You read that there is a difference between coding languages and programming languages. What is the difference?
The question is theoretical and subjective. Sometimes diction, semantics and job descriptions are not that important.
Coding and programming are different (but there are probably very highly-paid people who disagree). It seems that in certain contexts, rightly or wrongly, people use the terms interchangeably. Most sources say that coding is a subset of programming. "Coding is a fragment of programming …" taken from Techgig.com.
Coding can refer to the task of translating logic into reserved words, variable definitions, and using syntax of a given language to "code" a program after planning has happened. Programming can refer to the task of gathering requirements, creating logic and exception handling, to design a program from a planning perspective. Context can make one term more appropriate than another. Coding can be thought of as more of a hands-on implementation process (e.g., from a senior architect) of writing code. Programming is more formalizing business logic into a solution and whiteboarding while it emphasizes the pre-implementation phase.
Languages can vary from assembly, C, to higher level languages such as object-oriented ones. Many languages are compiled, but not all.
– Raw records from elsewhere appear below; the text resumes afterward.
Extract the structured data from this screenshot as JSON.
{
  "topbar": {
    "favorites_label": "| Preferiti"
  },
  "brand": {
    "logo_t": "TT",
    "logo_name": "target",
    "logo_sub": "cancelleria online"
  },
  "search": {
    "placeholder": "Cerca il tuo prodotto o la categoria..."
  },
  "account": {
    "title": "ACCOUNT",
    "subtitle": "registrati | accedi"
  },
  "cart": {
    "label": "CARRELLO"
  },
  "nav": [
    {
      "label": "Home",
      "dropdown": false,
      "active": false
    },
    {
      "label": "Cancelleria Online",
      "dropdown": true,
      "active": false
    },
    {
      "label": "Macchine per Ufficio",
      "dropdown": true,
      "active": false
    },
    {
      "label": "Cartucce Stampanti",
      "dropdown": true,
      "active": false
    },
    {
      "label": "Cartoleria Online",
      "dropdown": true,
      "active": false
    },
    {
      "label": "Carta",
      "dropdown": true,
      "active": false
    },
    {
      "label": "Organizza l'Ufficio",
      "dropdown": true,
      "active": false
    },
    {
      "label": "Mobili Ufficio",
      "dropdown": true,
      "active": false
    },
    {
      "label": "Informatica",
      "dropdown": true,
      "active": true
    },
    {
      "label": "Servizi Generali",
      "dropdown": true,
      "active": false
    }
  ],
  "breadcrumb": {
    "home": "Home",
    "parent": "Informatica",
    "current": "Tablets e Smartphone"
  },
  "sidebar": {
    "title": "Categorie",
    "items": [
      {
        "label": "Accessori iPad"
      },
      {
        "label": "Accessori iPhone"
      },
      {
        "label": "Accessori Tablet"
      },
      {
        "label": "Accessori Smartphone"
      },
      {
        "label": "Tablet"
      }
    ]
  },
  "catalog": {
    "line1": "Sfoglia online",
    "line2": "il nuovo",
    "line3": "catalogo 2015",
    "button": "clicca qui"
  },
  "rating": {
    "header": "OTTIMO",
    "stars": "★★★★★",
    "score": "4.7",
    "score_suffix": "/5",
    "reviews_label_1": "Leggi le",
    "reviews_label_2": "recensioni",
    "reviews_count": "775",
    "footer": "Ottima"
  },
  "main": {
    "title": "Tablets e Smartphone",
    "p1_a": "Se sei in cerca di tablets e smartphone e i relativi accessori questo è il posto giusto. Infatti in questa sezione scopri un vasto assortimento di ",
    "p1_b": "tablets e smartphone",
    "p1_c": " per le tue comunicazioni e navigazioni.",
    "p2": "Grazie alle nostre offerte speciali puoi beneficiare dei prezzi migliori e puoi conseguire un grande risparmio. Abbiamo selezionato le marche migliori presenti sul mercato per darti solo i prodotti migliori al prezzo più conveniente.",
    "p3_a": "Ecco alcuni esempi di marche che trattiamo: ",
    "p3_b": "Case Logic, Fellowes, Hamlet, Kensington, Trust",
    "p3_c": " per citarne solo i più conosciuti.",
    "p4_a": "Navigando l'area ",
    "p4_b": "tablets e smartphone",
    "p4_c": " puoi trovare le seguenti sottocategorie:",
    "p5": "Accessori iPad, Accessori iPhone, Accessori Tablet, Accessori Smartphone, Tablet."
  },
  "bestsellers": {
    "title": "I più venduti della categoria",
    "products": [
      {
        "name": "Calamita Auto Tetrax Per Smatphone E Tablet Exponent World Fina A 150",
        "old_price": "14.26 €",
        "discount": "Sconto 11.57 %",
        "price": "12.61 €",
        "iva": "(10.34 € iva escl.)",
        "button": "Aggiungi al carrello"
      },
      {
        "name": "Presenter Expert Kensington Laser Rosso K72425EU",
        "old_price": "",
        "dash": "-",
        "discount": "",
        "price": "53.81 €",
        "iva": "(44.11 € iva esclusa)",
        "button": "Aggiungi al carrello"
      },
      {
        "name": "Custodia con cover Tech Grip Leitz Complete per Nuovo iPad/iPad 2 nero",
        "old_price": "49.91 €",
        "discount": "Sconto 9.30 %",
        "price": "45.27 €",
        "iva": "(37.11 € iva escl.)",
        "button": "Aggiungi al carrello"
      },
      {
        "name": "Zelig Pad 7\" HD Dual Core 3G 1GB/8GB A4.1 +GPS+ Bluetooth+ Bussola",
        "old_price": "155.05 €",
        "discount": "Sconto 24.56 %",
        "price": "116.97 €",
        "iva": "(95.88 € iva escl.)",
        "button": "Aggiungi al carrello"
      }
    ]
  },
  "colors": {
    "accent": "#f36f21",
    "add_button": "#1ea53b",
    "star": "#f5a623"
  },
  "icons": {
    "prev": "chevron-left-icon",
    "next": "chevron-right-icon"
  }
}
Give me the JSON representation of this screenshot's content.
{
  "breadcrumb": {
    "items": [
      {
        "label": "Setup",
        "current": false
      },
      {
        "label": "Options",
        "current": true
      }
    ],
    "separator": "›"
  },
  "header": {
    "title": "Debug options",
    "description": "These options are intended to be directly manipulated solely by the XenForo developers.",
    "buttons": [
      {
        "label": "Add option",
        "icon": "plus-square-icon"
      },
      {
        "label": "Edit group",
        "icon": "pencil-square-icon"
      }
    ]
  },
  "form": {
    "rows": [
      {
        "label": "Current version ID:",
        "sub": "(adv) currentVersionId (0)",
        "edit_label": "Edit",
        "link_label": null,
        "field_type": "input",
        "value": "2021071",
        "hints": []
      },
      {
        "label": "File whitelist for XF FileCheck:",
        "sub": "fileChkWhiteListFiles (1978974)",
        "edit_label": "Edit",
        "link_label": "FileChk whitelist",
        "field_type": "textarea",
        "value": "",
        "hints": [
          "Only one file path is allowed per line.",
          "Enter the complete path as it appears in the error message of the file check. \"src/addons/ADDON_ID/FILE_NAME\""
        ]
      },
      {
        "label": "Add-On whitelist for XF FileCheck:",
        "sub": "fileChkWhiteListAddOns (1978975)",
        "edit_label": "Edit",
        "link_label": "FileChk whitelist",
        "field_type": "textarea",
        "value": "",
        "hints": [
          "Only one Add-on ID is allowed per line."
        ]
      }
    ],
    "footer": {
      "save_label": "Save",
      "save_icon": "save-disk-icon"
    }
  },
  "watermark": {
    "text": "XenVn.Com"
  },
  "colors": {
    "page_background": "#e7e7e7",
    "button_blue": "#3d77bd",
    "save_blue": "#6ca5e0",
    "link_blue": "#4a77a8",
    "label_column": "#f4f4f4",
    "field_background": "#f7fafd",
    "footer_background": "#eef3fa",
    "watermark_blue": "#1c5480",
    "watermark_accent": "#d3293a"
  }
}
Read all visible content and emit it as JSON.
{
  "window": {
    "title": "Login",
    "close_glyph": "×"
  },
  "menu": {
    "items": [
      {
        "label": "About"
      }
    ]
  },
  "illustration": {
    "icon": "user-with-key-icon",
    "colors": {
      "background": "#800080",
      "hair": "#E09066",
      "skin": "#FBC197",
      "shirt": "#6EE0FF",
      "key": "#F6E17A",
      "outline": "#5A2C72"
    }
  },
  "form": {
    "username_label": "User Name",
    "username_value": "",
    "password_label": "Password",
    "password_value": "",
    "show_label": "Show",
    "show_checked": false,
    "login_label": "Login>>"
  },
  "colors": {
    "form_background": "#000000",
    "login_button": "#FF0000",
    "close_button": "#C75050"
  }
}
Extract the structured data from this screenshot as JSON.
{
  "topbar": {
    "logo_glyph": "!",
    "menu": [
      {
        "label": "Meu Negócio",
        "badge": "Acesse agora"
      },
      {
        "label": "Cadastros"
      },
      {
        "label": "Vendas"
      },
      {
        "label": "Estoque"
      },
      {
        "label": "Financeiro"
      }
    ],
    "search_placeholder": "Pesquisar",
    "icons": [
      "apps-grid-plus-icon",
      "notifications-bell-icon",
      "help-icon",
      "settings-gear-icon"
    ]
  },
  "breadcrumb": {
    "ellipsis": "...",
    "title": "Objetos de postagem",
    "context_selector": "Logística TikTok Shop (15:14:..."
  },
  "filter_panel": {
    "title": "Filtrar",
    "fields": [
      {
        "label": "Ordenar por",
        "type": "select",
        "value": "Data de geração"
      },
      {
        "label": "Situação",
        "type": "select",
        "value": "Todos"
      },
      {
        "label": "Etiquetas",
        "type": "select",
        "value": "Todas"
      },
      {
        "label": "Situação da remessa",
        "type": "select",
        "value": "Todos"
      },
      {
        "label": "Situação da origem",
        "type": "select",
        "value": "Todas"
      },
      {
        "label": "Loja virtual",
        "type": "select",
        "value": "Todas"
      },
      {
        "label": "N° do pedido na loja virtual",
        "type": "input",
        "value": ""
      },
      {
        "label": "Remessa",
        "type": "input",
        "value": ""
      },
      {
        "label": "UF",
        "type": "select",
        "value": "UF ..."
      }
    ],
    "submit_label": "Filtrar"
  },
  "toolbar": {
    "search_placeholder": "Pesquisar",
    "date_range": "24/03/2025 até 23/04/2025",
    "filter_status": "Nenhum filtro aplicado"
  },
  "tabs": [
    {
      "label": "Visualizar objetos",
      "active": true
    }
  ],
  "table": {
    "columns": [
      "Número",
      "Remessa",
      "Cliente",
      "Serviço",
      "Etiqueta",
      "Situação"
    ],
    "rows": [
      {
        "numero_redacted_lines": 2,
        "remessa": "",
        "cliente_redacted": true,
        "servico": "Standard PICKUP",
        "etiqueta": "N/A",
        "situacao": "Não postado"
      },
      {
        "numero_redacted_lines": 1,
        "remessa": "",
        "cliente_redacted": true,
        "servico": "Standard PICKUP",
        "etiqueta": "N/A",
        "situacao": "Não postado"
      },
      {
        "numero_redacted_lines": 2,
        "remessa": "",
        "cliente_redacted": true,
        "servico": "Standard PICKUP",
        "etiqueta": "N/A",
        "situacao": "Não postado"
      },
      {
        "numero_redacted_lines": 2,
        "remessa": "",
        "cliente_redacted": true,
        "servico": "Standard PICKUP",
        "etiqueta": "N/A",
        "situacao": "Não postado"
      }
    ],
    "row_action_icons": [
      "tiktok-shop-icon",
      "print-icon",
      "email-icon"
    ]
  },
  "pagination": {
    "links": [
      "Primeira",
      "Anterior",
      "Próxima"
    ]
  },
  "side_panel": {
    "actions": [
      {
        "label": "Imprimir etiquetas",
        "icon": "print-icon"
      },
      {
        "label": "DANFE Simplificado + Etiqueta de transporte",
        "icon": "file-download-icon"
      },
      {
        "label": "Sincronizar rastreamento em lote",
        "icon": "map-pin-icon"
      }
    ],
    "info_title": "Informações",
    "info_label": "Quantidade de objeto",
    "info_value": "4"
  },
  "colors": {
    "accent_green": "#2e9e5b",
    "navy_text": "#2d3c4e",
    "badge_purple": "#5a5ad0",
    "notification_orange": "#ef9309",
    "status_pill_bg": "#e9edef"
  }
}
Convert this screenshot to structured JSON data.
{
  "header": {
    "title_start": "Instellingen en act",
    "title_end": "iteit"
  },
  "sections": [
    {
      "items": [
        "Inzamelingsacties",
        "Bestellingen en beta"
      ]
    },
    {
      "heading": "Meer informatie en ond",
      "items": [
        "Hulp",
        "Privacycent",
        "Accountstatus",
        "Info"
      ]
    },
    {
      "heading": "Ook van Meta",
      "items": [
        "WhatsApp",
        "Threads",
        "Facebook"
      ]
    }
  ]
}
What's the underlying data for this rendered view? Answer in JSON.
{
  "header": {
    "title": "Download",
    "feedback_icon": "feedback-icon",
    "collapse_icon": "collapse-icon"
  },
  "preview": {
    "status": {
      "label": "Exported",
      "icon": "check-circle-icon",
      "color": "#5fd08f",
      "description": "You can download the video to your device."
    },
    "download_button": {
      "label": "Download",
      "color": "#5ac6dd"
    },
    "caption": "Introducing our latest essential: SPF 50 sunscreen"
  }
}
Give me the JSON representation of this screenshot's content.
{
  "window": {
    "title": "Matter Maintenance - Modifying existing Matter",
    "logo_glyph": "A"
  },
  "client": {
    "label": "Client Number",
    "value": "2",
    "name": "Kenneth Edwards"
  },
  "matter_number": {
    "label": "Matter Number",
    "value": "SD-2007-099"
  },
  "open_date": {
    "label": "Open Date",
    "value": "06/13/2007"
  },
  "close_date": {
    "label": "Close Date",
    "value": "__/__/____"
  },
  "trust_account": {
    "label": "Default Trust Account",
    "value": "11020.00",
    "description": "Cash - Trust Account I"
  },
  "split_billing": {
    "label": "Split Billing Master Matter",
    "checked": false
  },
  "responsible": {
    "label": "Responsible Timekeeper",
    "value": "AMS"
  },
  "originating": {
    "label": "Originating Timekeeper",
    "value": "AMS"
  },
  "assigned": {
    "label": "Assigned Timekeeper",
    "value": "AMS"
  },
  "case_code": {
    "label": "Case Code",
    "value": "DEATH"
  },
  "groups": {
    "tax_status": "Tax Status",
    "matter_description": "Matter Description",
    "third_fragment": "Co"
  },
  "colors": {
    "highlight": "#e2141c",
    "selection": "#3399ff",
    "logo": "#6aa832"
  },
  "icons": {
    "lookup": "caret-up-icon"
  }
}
Context can dictate the descriptive words such as "coding" or "programming" for such categories of languages.
To learn more about the differences between "coding" and "programming", see these:
You may want to search for "programming vs coding vs scripting" in a search engine to learn more.
If you search on Indeed.com for "coding software" (as just searching for "coding" will bring up medical billing coding jobs), you find far fewer jobs than if you search for "programming."